  4. In another class I'm taking, I've been reading about European witch trials during the Inquisition and elsewhere. One of the difficult things about interpreting them is how to understand phenomena that we would deem supernatural or paranormal now but seem to have been accepted in other times and places. Did anyone actually think that their neighbor was meeting Satan at night or was it just a convenient way to remove someone who had caused a problem? Were the clergy involved in the trial consciously imposing a view of reality that would maintain the Church's power?

    Similar questions seem to apply to the apparitions of Mary. I think the answer may be that what people believe to be true often corresponds to what benefits them, and not necessarily in a self-aware or purposefully manipulative way. I can imagine a bishop examining the evidence for a possible apparition sighting and using the criteria of its utility for the Church as clear proof of its truthfulness. After all, why would Mary appear in a way that was dubious and made the Church look bad? In other words, I don't think it's necessarily an either/or situation; the witnesses of an apparition and those who approve it afterward can be utterly convinced of its truth and also benefit from it in some way without seeing the convergence as a contradiction. If a shrine is constructed over the place where Mary appeared and bring more people and money to the area, then it may actually be interpreted as more proof of the veracity of the vision because it means God (or Mary or both) wanted the area to prosper.
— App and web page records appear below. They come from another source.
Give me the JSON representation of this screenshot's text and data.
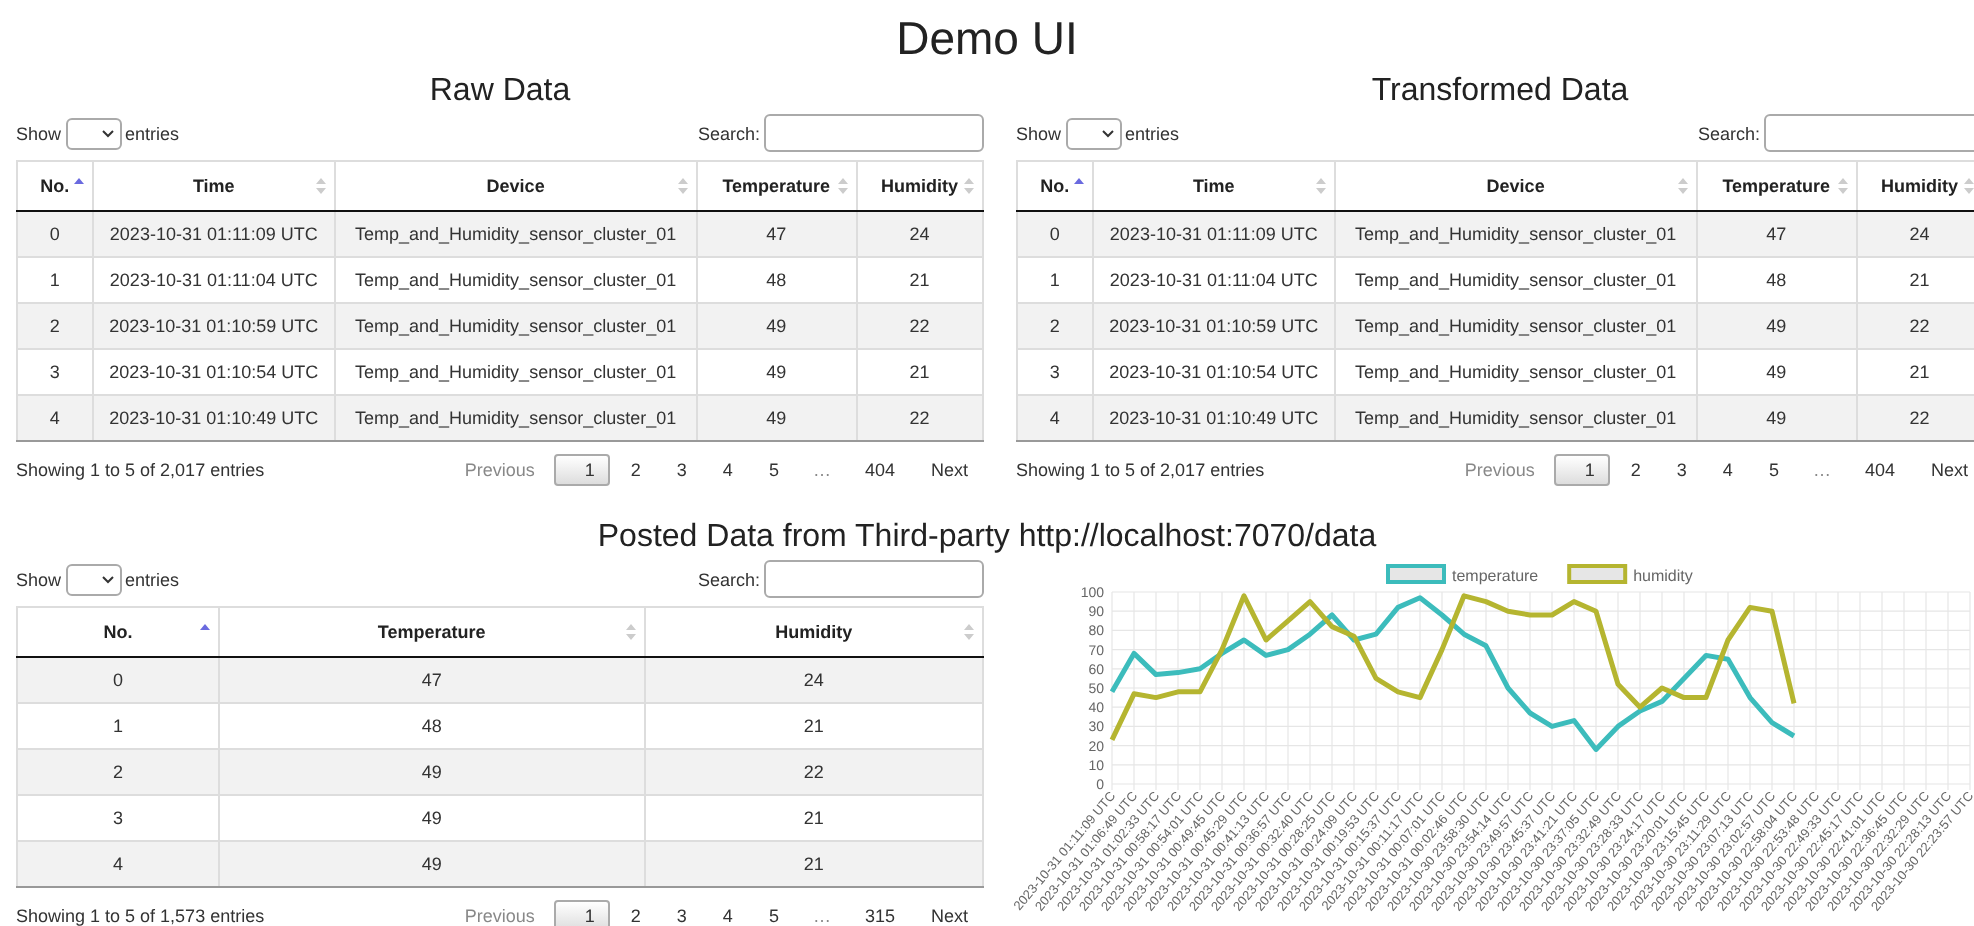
{
  "page_title": "Demo UI",
  "raw": {
    "title": "Raw Data",
    "show_label": "Show",
    "entries_label": "entries",
    "search_label": "Search:",
    "columns": [
      {
        "label": "No.",
        "sorted": true
      },
      {
        "label": "Time",
        "sorted": false
      },
      {
        "label": "Device",
        "sorted": false
      },
      {
        "label": "Temperature",
        "sorted": false
      },
      {
        "label": "Humidity",
        "sorted": false
      }
    ],
    "rows": [
      [
        "0",
        "2023-10-31 01:11:09 UTC",
        "Temp_and_Humidity_sensor_cluster_01",
        "47",
        "24"
      ],
      [
        "1",
        "2023-10-31 01:11:04 UTC",
        "Temp_and_Humidity_sensor_cluster_01",
        "48",
        "21"
      ],
      [
        "2",
        "2023-10-31 01:10:59 UTC",
        "Temp_and_Humidity_sensor_cluster_01",
        "49",
        "22"
      ],
      [
        "3",
        "2023-10-31 01:10:54 UTC",
        "Temp_and_Humidity_sensor_cluster_01",
        "49",
        "21"
      ],
      [
        "4",
        "2023-10-31 01:10:49 UTC",
        "Temp_and_Humidity_sensor_cluster_01",
        "49",
        "22"
      ]
    ],
    "info": "Showing 1 to 5 of 2,017 entries",
    "pagination": [
      {
        "kind": "nav",
        "label": "Previous",
        "disabled": true
      },
      {
        "kind": "page",
        "label": "1",
        "selected": true
      },
      {
        "kind": "page",
        "label": "2",
        "selected": false
      },
      {
        "kind": "page",
        "label": "3",
        "selected": false
      },
      {
        "kind": "page",
        "label": "4",
        "selected": false
      },
      {
        "kind": "page",
        "label": "5",
        "selected": false
      },
      {
        "kind": "ellipsis",
        "label": "…"
      },
      {
        "kind": "page",
        "label": "404",
        "selected": false
      },
      {
        "kind": "nav",
        "label": "Next",
        "disabled": false
      }
    ]
  },
  "transformed": {
    "title": "Transformed Data",
    "show_label": "Show",
    "entries_label": "entries",
    "search_label": "Search:",
    "columns": [
      {
        "label": "No.",
        "sorted": true
      },
      {
        "label": "Time",
        "sorted": false
      },
      {
        "label": "Device",
        "sorted": false
      },
      {
        "label": "Temperature",
        "sorted": false
      },
      {
        "label": "Humidity",
        "sorted": false
      }
    ],
    "rows": [
      [
        "0",
        "2023-10-31 01:11:09 UTC",
        "Temp_and_Humidity_sensor_cluster_01",
        "47",
        "24"
      ],
      [
        "1",
        "2023-10-31 01:11:04 UTC",
        "Temp_and_Humidity_sensor_cluster_01",
        "48",
        "21"
      ],
      [
        "2",
        "2023-10-31 01:10:59 UTC",
        "Temp_and_Humidity_sensor_cluster_01",
        "49",
        "22"
      ],
      [
        "3",
        "2023-10-31 01:10:54 UTC",
        "Temp_and_Humidity_sensor_cluster_01",
        "49",
        "21"
      ],
      [
        "4",
        "2023-10-31 01:10:49 UTC",
        "Temp_and_Humidity_sensor_cluster_01",
        "49",
        "22"
      ]
    ],
    "info": "Showing 1 to 5 of 2,017 entries",
    "pagination": [
      {
        "kind": "nav",
        "label": "Previous",
        "disabled": true
      },
      {
        "kind": "page",
        "label": "1",
        "selected": true
      },
      {
        "kind": "page",
        "label": "2",
        "selected": false
      },
      {
        "kind": "page",
        "label": "3",
        "selected": false
      },
      {
        "kind": "page",
        "label": "4",
        "selected": false
      },
      {
        "kind": "page",
        "label": "5",
        "selected": false
      },
      {
        "kind": "ellipsis",
        "label": "…"
      },
      {
        "kind": "page",
        "label": "404",
        "selected": false
      },
      {
        "kind": "nav",
        "label": "Next",
        "disabled": false
      }
    ]
  },
  "posted_title": "Posted Data from Third-party http://localhost:7070/data",
  "posted": {
    "show_label": "Show",
    "entries_label": "entries",
    "search_label": "Search:",
    "columns": [
      {
        "label": "No.",
        "sorted": true
      },
      {
        "label": "Temperature",
        "sorted": false
      },
      {
        "label": "Humidity",
        "sorted": false
      }
    ],
    "rows": [
      [
        "0",
        "47",
        "24"
      ],
      [
        "1",
        "48",
        "21"
      ],
      [
        "2",
        "49",
        "22"
      ],
      [
        "3",
        "49",
        "21"
      ],
      [
        "4",
        "49",
        "21"
      ]
    ],
    "info": "Showing 1 to 5 of 1,573 entries",
    "pagination": [
      {
        "kind": "nav",
        "label": "Previous",
        "disabled": true
      },
      {
        "kind": "page",
        "label": "1",
        "selected": true
      },
      {
        "kind": "page",
        "label": "2",
        "selected": false
      },
      {
        "kind": "page",
        "label": "3",
        "selected": false
      },
      {
        "kind": "page",
        "label": "4",
        "selected": false
      },
      {
        "kind": "page",
        "label": "5",
        "selected": false
      },
      {
        "kind": "ellipsis",
        "label": "…"
      },
      {
        "kind": "page",
        "label": "315",
        "selected": false
      },
      {
        "kind": "nav",
        "label": "Next",
        "disabled": false
      }
    ]
  },
  "chart_data": {
    "type": "line",
    "grid": true,
    "legend": true,
    "ylim": [
      0,
      100
    ],
    "yticks": [
      0,
      10,
      20,
      30,
      40,
      50,
      60,
      70,
      80,
      90,
      100
    ],
    "categories": [
      "2023-10-31 01:11:09 UTC",
      "2023-10-31 01:06:49 UTC",
      "2023-10-31 01:02:33 UTC",
      "2023-10-31 00:58:17 UTC",
      "2023-10-31 00:54:01 UTC",
      "2023-10-31 00:49:45 UTC",
      "2023-10-31 00:45:29 UTC",
      "2023-10-31 00:41:13 UTC",
      "2023-10-31 00:36:57 UTC",
      "2023-10-31 00:32:40 UTC",
      "2023-10-31 00:28:25 UTC",
      "2023-10-31 00:24:09 UTC",
      "2023-10-31 00:19:53 UTC",
      "2023-10-31 00:15:37 UTC",
      "2023-10-31 00:11:17 UTC",
      "2023-10-31 00:07:01 UTC",
      "2023-10-31 00:02:46 UTC",
      "2023-10-30 23:58:30 UTC",
      "2023-10-30 23:54:14 UTC",
      "2023-10-30 23:49:57 UTC",
      "2023-10-30 23:45:37 UTC",
      "2023-10-30 23:41:21 UTC",
      "2023-10-30 23:37:05 UTC",
      "2023-10-30 23:32:49 UTC",
      "2023-10-30 23:28:33 UTC",
      "2023-10-30 23:24:17 UTC",
      "2023-10-30 23:20:01 UTC",
      "2023-10-30 23:15:45 UTC",
      "2023-10-30 23:11:29 UTC",
      "2023-10-30 23:07:13 UTC",
      "2023-10-30 23:02:57 UTC",
      "2023-10-30 22:58:04 UTC",
      "2023-10-30 22:53:48 UTC",
      "2023-10-30 22:49:33 UTC",
      "2023-10-30 22:45:17 UTC",
      "2023-10-30 22:41:01 UTC",
      "2023-10-30 22:36:45 UTC",
      "2023-10-30 22:32:29 UTC",
      "2023-10-30 22:28:13 UTC",
      "2023-10-30 22:23:57 UTC"
    ],
    "series": [
      {
        "name": "temperature",
        "color": "#3cbcbc",
        "values": [
          48,
          68,
          57,
          58,
          60,
          68,
          75,
          67,
          70,
          78,
          88,
          75,
          78,
          92,
          97,
          88,
          78,
          72,
          50,
          37,
          30,
          33,
          18,
          30,
          38,
          43,
          55,
          67,
          65,
          45,
          32,
          25,
          null,
          null,
          null,
          null,
          null,
          null,
          null,
          null
        ]
      },
      {
        "name": "humidity",
        "color": "#b5b530",
        "values": [
          23,
          47,
          45,
          48,
          48,
          70,
          98,
          75,
          85,
          95,
          82,
          77,
          55,
          48,
          45,
          70,
          98,
          95,
          90,
          88,
          88,
          95,
          90,
          52,
          40,
          50,
          45,
          45,
          75,
          92,
          90,
          42,
          null,
          null,
          null,
          null,
          null,
          null,
          null,
          null
        ]
      }
    ]
  }
}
Of course, there can also be cases of cold calculation and fraud or beliefs held without any regard for personal gain, but I don't think those are the only options.